After one particularly frustrating ER trip, Doss’ doctor (also a conversion disorder doubter) urged him to go back and insist that the hospital staff try harder to find answers. This time, an MRI scan found them- large nodules in the cauda equina (Latin for “horsetail”) nerve bundle at the bottom of the spinal column.

A successful spine surgery followed to remove three nodules. But it was not a magic cure. The Dosses face a future that includes lasting effects of disability. Jamie is unable to work. He has limited use of his legs, but he has lost feeling in them, and they can buckle unexpectedly.

Managing care through hard times
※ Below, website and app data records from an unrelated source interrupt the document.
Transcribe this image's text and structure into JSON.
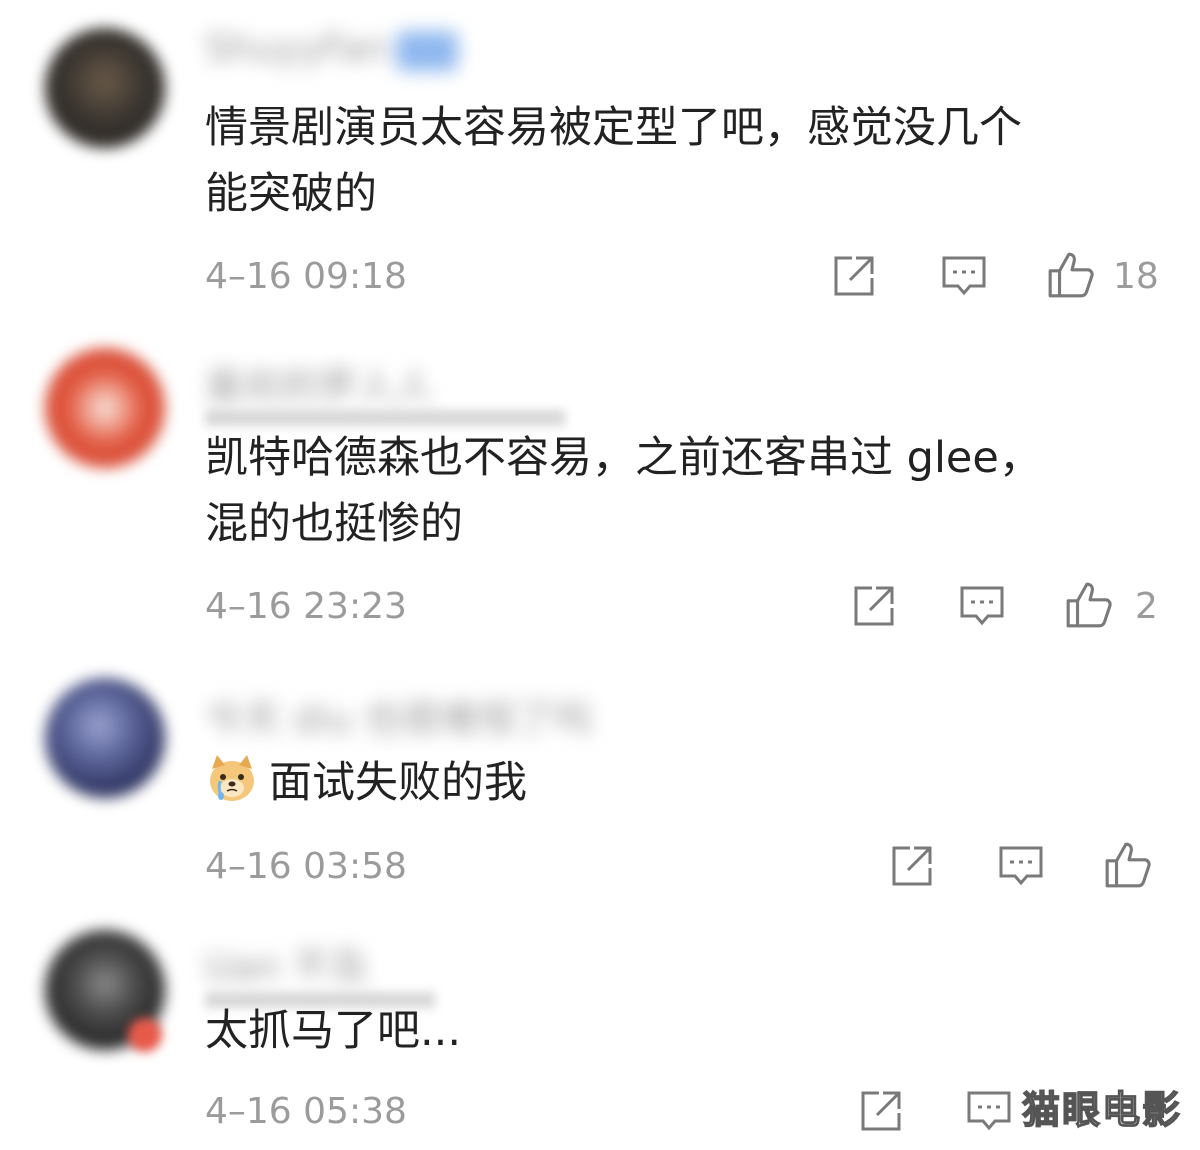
{
  "comments": [
    {
      "username": "ShuyyFan",
      "text_line1": "情景剧演员太容易被定型了吧，感觉没几个",
      "text_line2": "能突破的",
      "timestamp": "4–16 09:18",
      "like_count": "18",
      "avatar_color": "#3a3530"
    },
    {
      "username": "喜欢的罗人人",
      "text_line1": "凯特哈德森也不容易，之前还客串过 glee，",
      "text_line2": "混的也挺惨的",
      "timestamp": "4–16 23:23",
      "like_count": "2",
      "avatar_color": "#e0573f"
    },
    {
      "username": "今天 diu 也很难恒了吗",
      "emoji": "crying-dog-emoji",
      "text_line1": "面试失败的我",
      "timestamp": "4–16 03:58",
      "like_count": "",
      "avatar_color": "#3b4470"
    },
    {
      "username": "Uan 不及",
      "text_line1": "太抓马了吧...",
      "timestamp": "4–16 05:38",
      "avatar_color": "#2e2e2e"
    }
  ],
  "icons": {
    "share": "share-icon",
    "reply": "comment-icon",
    "like": "thumbs-up-icon"
  },
  "colors": {
    "meta_text": "#9b9b9b",
    "icon_stroke": "#7a7a7a"
  },
  "watermark": "猫眼电影"
}
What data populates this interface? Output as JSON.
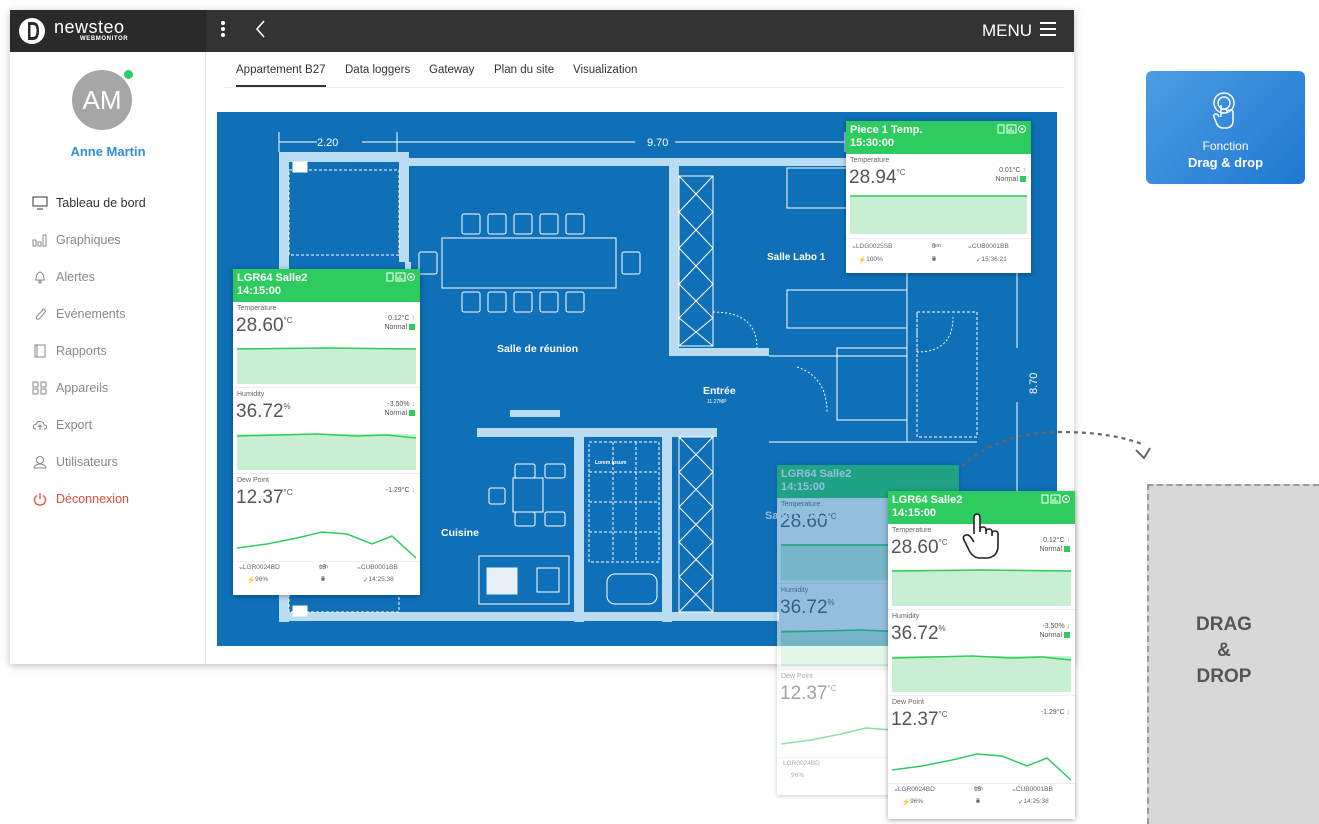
{
  "brand": {
    "name": "newsteo",
    "sub": "WEBMONITOR"
  },
  "topbar": {
    "menu_label": "MENU"
  },
  "user": {
    "initials": "AM",
    "name": "Anne Martin"
  },
  "nav": [
    {
      "label": "Tableau de bord",
      "icon": "monitor-icon"
    },
    {
      "label": "Graphiques",
      "icon": "bar-chart-icon"
    },
    {
      "label": "Alertes",
      "icon": "bell-icon"
    },
    {
      "label": "Evénements",
      "icon": "paperclip-icon"
    },
    {
      "label": "Rapports",
      "icon": "book-icon"
    },
    {
      "label": "Appareils",
      "icon": "grid-icon"
    },
    {
      "label": "Export",
      "icon": "cloud-upload-icon"
    },
    {
      "label": "Utilisateurs",
      "icon": "user-icon"
    },
    {
      "label": "Déconnexion",
      "icon": "power-icon"
    }
  ],
  "tabs": [
    "Appartement B27",
    "Data loggers",
    "Gateway",
    "Plan du site",
    "Visualization"
  ],
  "plan": {
    "dims": {
      "top_left": "2.20",
      "top_right": "9.70",
      "right": "8.70"
    },
    "rooms": {
      "salle_labo1": "Salle Labo 1",
      "reunion": "Salle de réunion",
      "entree": "Entrée",
      "entree_sub": "11.27MP",
      "cuisine": "Cuisine",
      "salle_labo2": "Salle Labo 2",
      "lorem": "Lorem Ipsum"
    }
  },
  "widget_piece1": {
    "title": "Piece 1 Temp.",
    "time": "15:30:00",
    "label": "Temperature",
    "value": "28.94",
    "unit": "°C",
    "delta": "0.01°C",
    "status": "Normal",
    "logger": "LDG0025SB",
    "interval": "5",
    "interval_unit": "min",
    "gateway": "CUB0001BB",
    "battery": "100%",
    "signal": "7",
    "last": "15:36:21"
  },
  "widget_lgr": {
    "title": "LGR64 Salle2",
    "time": "14:15:00",
    "temp_label": "Temperature",
    "temp_value": "28.60",
    "temp_unit": "°C",
    "temp_delta": "0.12°C",
    "temp_status": "Normal",
    "hum_label": "Humidity",
    "hum_value": "36.72",
    "hum_unit": "%",
    "hum_delta": "-3.50%",
    "hum_status": "Normal",
    "dew_label": "Dew Point",
    "dew_value": "12.37",
    "dew_unit": "°C",
    "dew_delta": "-1.29°C",
    "logger": "LGR0024BD",
    "interval": "15",
    "interval_unit": "min",
    "gateway": "CUB0001BB",
    "battery": "96%",
    "signal": "7",
    "last": "14:25:38"
  },
  "badge": {
    "line1": "Fonction",
    "line2": "Drag & drop"
  },
  "drop_zone": {
    "l1": "DRAG",
    "l2": "&",
    "l3": "DROP"
  },
  "colors": {
    "green": "#2ecc5e",
    "blueprint": "#0f6fb7",
    "accent": "#2f8fd8",
    "logout": "#e34c3b"
  }
}
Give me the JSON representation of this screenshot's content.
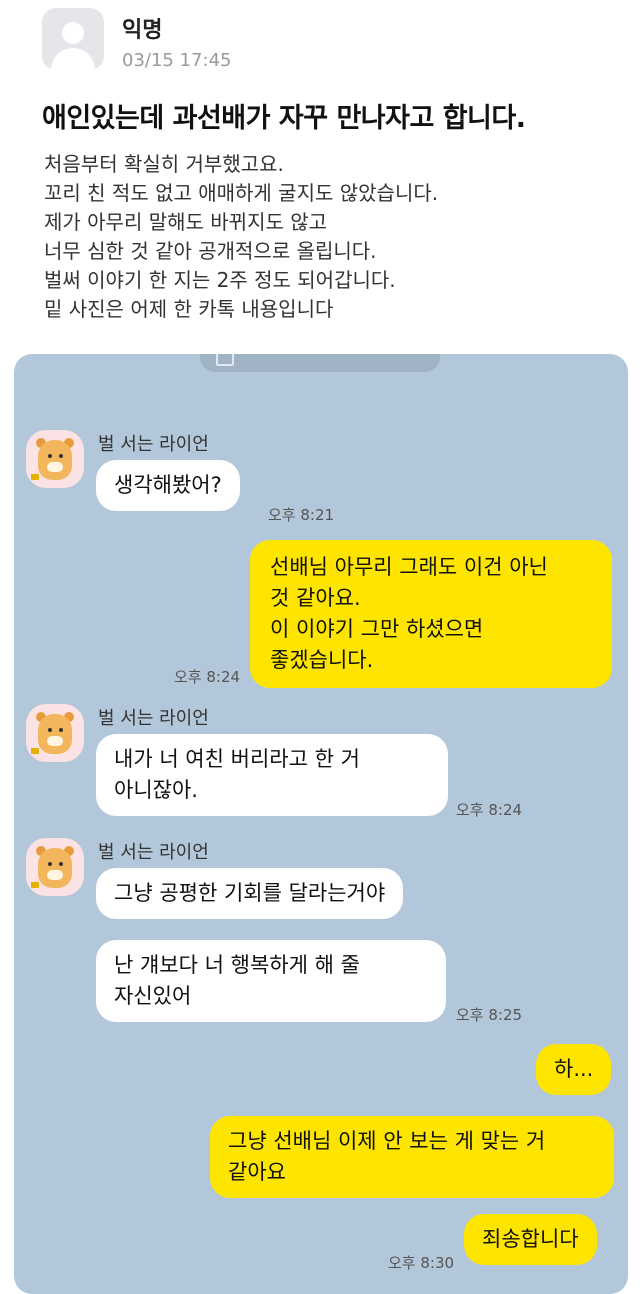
{
  "post": {
    "author": "익명",
    "date": "03/15 17:45",
    "title": "애인있는데 과선배가 자꾸 만나자고 합니다.",
    "body_lines": [
      "처음부터 확실히 거부했고요.",
      "꼬리 친 적도 없고 애매하게 굴지도 않았습니다.",
      "제가 아무리 말해도 바뀌지도 않고",
      "너무 심한 것 같아 공개적으로 올립니다.",
      "벌써 이야기 한 지는 2주 정도 되어갑니다.",
      "밑 사진은 어제 한 카톡 내용입니다"
    ]
  },
  "chat": {
    "sender_name": "벌 서는 라이언",
    "messages": [
      {
        "from": "other",
        "text": "생각해봤어?",
        "time": "오후 8:21"
      },
      {
        "from": "me",
        "lines": [
          "선배님 아무리 그래도 이건 아닌",
          "것 같아요.",
          "이 이야기 그만 하셨으면",
          "좋겠습니다."
        ],
        "time": "오후 8:24"
      },
      {
        "from": "other",
        "lines": [
          "내가 너 여친 버리라고 한 거",
          "아니잖아."
        ],
        "time": "오후 8:24"
      },
      {
        "from": "other",
        "text": "그냥 공평한 기회를 달라는거야"
      },
      {
        "from": "other",
        "lines": [
          "난 걔보다 너 행복하게 해 줄",
          "자신있어"
        ],
        "time": "오후 8:25"
      },
      {
        "from": "me",
        "text": "하..."
      },
      {
        "from": "me",
        "lines": [
          "그냥 선배님 이제 안 보는 게 맞는 거",
          "같아요"
        ]
      },
      {
        "from": "me",
        "text": "죄송합니다",
        "time": "오후 8:30"
      }
    ]
  }
}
While Dunman was glad that the Dosses finally had an accurate diagnosis, her focus turned to helping them regain some of the quality of life they had lost. “Jamie is a very hard worker,” Dunman said. “He is someone who has always been active and took great pride in his work. He also took great pleasure from helping his friends and neighbors and doing the things he loved. I wanted to help him to be able to do as much as possible.” Doss had a standard walker and a second-hand wheelchair, but the walker was inadequate, and the wheelchair was very heavy and difficult to maneuver. For in-home mobility, Dunman secured forearm crutches for more independent movement from room to room. She also helped them get a new, lightweight wheelchair that would be easier for Priscilla to load into and out of their car. She also saved the couple money by procuring the wheelchair before a new annual deductible kicked in. In addition, she helped Doss apply for long-term disability.

Looking to the future

Dunman, who is based in Jonesboro, connected Doss with resources available through the Arkansas Spinal Cord Commission and put him in touch with Disabled Sportsmen of Arkansas. The nonprofit group helps disabled people continue their pursuit of outdoor life. “I think he’s regained a lot of that sense of independence,” Dunman said. “He is seeing now that there is a world out there for someone who has a disability.” “This case reaffirms why I do what I do,” Dunman added. “I have been in healthcare for 33 years, and I still have a strong desire to help people and make their lives better wherever I can.”

Doss said that aside from his wife, who he describes as his “rock”, and support from his community, Dunman’s help and encouragement has been one of the most positive parts of the experience. “You would not believe how big a help she has been,” he said. “She calls and checks on me all the time and helps me communicate with the doctors, and she’s always there to lift my spirits. And Arkansas Blue Cross has been amazing. I don’t know where I would be if I didn’t have them for my health insurance.”

Share this story